» **TASK DESCRIPTION**
From the records below, return every line containing the word "Files".

+++ EXERCISE MATERIAL +++

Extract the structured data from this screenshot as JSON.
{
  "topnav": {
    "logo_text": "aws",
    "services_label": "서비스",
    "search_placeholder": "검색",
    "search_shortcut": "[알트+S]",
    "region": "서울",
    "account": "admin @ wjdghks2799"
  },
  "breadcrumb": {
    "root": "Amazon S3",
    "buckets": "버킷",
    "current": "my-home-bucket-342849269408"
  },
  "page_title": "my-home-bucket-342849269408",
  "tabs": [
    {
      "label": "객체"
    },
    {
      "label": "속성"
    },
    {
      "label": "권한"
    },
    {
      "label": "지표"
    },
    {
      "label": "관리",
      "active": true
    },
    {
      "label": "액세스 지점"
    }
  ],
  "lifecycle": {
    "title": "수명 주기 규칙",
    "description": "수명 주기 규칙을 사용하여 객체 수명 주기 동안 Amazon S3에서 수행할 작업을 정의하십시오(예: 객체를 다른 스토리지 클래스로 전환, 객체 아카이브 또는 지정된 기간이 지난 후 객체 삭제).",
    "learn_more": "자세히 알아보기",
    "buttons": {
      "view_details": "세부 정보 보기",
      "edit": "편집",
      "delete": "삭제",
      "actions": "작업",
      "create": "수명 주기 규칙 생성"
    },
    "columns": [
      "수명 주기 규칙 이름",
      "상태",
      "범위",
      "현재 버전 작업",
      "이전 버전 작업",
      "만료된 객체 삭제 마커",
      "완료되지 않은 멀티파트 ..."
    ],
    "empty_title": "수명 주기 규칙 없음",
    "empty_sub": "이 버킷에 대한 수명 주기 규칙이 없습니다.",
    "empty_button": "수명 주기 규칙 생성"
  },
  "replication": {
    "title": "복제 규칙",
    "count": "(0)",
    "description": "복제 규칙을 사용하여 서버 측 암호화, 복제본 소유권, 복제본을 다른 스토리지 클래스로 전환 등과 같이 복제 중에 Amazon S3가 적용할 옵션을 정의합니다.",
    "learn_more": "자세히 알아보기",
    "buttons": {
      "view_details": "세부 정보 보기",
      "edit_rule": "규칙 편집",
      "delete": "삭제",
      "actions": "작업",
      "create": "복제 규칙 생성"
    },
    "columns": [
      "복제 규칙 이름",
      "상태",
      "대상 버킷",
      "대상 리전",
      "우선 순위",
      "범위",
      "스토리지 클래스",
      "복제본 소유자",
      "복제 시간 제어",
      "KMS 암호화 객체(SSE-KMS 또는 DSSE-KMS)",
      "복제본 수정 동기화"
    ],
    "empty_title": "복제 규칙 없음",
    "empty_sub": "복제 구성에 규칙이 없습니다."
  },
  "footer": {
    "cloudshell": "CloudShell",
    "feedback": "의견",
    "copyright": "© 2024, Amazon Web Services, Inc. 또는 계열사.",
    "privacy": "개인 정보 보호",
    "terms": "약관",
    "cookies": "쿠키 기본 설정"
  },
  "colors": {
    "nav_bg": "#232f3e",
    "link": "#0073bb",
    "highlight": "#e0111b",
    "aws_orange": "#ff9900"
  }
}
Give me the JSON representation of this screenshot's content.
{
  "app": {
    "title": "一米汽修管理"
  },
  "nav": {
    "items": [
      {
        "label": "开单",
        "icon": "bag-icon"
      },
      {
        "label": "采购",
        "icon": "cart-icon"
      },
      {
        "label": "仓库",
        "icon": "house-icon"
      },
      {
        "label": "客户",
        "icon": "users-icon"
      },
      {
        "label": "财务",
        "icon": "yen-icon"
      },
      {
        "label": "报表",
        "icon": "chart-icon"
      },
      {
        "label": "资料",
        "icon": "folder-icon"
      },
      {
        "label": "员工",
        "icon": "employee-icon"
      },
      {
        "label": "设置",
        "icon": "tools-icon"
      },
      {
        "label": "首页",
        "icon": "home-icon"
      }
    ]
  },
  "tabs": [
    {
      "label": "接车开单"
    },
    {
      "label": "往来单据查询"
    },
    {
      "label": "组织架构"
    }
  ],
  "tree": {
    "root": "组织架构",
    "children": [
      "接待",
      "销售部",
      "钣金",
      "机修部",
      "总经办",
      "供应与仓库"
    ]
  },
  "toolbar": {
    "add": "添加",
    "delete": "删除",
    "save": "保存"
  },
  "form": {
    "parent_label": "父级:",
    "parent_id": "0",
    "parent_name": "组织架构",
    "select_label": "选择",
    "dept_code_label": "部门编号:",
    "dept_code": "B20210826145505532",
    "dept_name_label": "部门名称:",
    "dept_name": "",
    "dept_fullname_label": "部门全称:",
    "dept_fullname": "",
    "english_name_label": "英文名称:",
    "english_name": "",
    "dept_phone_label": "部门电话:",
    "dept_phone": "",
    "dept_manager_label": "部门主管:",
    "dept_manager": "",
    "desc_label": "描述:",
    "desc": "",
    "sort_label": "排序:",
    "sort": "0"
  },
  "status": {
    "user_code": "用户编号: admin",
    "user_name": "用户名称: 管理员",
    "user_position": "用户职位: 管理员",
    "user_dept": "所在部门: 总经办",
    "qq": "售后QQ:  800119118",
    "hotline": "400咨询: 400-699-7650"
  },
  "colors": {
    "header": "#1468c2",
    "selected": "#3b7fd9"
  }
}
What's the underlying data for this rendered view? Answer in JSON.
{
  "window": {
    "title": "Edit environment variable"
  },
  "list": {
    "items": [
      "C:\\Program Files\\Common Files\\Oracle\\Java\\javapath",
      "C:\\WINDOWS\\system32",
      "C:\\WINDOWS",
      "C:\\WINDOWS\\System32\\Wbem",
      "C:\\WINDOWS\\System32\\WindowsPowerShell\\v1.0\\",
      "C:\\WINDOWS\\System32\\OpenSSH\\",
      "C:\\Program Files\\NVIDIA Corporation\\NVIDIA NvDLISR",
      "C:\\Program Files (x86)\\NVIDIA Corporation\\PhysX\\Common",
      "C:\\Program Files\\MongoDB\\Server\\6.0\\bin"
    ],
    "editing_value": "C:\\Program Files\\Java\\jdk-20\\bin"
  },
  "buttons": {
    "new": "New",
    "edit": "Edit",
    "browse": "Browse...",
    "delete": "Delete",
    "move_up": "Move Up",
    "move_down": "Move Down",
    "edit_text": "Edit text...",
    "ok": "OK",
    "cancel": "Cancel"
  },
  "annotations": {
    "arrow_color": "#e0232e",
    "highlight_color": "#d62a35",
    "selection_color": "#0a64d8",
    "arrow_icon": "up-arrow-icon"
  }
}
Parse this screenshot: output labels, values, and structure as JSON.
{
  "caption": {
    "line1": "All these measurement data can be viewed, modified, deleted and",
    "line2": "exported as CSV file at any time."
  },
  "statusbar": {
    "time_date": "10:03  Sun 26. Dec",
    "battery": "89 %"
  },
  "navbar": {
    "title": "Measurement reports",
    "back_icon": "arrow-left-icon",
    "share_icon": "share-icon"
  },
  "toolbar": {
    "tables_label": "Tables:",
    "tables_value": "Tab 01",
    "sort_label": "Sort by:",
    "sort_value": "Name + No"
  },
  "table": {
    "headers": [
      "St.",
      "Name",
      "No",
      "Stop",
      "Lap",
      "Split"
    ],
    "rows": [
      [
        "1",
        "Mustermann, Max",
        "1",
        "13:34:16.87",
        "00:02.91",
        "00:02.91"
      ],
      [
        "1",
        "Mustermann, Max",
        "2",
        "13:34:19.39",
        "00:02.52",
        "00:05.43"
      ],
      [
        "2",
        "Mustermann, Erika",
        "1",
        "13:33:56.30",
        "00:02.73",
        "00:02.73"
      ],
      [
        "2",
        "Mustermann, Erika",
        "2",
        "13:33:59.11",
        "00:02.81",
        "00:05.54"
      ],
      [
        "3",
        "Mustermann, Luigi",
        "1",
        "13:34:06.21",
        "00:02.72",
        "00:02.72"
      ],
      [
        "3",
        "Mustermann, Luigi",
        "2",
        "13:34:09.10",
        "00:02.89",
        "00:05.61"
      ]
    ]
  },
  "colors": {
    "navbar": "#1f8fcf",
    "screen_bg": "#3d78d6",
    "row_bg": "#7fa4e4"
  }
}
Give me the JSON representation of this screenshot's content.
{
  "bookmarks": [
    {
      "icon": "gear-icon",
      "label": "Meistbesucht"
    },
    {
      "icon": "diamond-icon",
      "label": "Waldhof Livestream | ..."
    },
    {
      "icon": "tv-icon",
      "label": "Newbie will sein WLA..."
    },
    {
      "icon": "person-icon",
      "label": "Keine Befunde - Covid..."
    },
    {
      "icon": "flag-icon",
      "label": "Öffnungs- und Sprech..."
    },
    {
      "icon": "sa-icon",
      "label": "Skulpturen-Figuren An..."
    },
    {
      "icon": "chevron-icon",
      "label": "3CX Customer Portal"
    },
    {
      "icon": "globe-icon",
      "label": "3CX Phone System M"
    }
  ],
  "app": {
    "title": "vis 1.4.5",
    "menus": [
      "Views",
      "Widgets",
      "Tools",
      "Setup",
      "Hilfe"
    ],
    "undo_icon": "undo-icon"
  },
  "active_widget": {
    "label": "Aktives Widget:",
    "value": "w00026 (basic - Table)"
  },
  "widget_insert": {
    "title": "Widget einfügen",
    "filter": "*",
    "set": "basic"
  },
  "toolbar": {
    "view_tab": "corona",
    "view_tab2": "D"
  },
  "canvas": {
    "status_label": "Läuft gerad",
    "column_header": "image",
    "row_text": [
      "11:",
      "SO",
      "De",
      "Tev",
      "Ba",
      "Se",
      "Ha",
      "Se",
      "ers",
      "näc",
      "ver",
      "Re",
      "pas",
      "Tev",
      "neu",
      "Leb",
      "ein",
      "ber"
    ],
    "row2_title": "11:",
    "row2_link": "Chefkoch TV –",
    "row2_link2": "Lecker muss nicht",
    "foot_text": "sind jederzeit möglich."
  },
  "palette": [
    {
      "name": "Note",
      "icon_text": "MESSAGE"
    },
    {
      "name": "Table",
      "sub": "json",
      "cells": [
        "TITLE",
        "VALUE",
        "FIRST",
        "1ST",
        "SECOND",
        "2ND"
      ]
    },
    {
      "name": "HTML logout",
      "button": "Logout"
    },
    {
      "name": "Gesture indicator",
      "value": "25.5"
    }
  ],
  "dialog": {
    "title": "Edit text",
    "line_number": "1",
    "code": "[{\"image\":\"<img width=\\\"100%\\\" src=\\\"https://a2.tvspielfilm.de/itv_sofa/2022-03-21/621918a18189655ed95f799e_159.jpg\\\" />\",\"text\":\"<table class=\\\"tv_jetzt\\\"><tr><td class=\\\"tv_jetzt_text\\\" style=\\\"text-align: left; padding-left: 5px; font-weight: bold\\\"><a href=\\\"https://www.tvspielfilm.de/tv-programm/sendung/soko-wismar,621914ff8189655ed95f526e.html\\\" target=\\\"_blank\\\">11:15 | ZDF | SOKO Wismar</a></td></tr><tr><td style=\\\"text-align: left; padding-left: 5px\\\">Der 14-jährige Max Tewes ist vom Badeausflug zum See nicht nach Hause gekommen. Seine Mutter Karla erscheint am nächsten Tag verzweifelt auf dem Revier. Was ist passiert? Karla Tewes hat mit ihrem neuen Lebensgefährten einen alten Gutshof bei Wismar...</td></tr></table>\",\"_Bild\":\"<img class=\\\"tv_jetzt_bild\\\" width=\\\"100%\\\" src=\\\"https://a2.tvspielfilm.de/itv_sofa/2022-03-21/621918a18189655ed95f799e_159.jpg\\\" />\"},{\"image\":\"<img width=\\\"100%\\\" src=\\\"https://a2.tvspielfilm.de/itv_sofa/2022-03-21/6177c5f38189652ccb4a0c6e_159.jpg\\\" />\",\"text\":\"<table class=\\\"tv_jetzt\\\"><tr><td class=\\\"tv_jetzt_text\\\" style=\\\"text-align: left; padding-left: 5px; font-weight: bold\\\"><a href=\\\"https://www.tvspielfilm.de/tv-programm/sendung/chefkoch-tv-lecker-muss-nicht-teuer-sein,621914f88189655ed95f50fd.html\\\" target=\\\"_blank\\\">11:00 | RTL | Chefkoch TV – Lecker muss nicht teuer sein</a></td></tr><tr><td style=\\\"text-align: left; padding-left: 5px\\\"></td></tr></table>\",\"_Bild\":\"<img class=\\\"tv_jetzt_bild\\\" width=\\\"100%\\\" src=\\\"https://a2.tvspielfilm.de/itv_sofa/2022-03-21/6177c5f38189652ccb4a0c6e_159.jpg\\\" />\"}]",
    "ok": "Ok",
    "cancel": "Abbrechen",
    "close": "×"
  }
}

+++

» **TASK OUTPUT**
      "C:\\Program Files\\Common Files\\Oracle\\Java\\javapath",
      "C:\\Program Files\\NVIDIA Corporation\\NVIDIA NvDLISR",
      "C:\\Program Files (x86)\\NVIDIA Corporation\\PhysX\\Common",
      "C:\\Program Files\\MongoDB\\Server\\6.0\\bin"
    "editing_value": "C:\\Program Files\\Java\\jdk-20\\bin"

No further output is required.